The Germans north of the river retired out of the woods and the Seaforths followed them.
Then, after ten turns of continuous firing, the Canadian trench mortars (I bet you completely probably forgot they even HAD any!) finally ranged in on some targets. The 12th Trench mortar battery blew the German trench mortar battery to hell. The 11th Trench Mortar Battery caused some casualties among the Germans in the woods south of town – causing them to fail a morale test! I think I was so excited about finally hitting something I completely forgot to check for collateral damage!
The German MGs, however, took out one of Canadian MG companies, after dueling with them for the last three turns.
The Germans north of the river decided they couldn’t run forever and decided to stand and fire at the oncoming Seaforths, gambling that they might be able to take out both as they charged into combat. They caused considerable casualties (1stand) but that wasn’t enough the Highlanders charged home and the Germans broke and ran!
The Germans on the edge of the town turned and fired on their pursuers and that was the end of the Grenadier Guards effort in this attack…

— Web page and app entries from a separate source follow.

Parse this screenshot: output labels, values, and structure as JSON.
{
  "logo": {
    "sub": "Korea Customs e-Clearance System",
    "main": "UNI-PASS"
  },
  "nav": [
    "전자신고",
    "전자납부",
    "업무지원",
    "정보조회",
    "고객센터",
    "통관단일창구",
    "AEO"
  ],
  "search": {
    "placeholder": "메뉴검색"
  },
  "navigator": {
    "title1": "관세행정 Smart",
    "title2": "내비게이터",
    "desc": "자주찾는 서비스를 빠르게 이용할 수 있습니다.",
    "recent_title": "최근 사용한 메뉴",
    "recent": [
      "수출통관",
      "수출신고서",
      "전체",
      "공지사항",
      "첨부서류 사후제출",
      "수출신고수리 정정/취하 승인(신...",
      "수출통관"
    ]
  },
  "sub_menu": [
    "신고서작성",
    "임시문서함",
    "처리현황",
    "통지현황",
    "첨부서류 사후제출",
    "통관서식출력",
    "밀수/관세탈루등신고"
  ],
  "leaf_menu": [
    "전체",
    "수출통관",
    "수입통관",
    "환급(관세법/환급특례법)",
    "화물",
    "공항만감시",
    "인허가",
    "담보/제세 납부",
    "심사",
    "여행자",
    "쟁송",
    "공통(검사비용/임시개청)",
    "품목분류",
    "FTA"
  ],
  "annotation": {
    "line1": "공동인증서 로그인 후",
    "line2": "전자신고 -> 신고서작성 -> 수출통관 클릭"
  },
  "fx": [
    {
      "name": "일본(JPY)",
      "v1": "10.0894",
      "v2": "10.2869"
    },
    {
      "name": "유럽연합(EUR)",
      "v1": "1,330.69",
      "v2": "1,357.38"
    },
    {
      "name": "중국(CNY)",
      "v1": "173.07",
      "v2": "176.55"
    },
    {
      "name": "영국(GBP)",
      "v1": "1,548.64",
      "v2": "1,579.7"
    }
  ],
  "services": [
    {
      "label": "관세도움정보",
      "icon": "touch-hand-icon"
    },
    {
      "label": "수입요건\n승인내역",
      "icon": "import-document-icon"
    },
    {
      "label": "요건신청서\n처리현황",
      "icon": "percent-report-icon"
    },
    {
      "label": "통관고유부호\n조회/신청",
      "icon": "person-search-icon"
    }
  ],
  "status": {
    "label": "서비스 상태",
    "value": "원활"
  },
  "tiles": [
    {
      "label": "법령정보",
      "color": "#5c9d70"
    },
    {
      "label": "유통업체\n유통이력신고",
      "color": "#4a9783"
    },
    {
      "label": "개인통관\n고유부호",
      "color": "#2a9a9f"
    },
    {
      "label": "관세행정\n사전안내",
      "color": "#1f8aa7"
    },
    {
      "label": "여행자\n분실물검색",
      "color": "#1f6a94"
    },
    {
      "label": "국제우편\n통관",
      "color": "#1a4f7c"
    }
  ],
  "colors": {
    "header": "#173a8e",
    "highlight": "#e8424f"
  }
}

The Germans in the wood south of town retired to the far side of the wood lest they take any more casualties from the trench mortar or MGs.
I decided to call it a day at this point.
The situation at the end of the game; one stand of Seaforth Highlanders north of the river. Both of the two German battalions south of the river still had three of their four original stands. One battalion had a morale failure token – but it could have easily made it’s way to the town and rallied in the presence of the C-in-C before the Seaforths got there.
The game certainly went quickly. I started at 8:15 and wrapped things up at 9:45. All the while I had been taking pictures and notes… My overall feeling was that perhaps things were just a bit TOO simplified and fast. Just a bit though.
I think the four stand units worked out okay. No Canadians units broke due to morale- this was due to a fair amount of luck in the morale tests and the fact that they had Staff Officers close at hand to rally units that had received morale failures. The Germans lost a large part of a battalion because they were unable to rally (lacking a staff officer nearby).
Of the 31 Canadian infantry stands and single MG stands that were taken out five were due to mortar fire, four to the machine-guns, ELEVEN to small arms, and seven were in close combat. The downgrading of the MG had a lot to do with that. I’m not sure if it was a case of the MG being too reduced in it’s effectiveness or the small arms being too good… It was nice to see artillery finally taking a toll. The Canadians mortars proved to be nearly worthless, however.
It occurred to me that trench mortars can’t actually kill troops in trenches at long range. Given that they must remain in a static position throughout a game I’m not sure how they would ever be useful in an attack other than to cut wire or maybe get lucky and blow up a bunker. I only managed to take two things out in the entire game with them because these Germans were in a Hastily prepared position and not all of them were in trenches.
Perhaps I need to drop the range of the rifles too at this scale…? Though most of those casualties to small arms fire were as stands moved into close combat, so a change in effective range wouldn’t have changed much.
What to do next?
I’d almost like to try the same scenario with some rules like Blitzkrieg/Cold War Commander (“Great War Commander”!). The ability to fire on and suppress troops before charging into close combat might have been handy…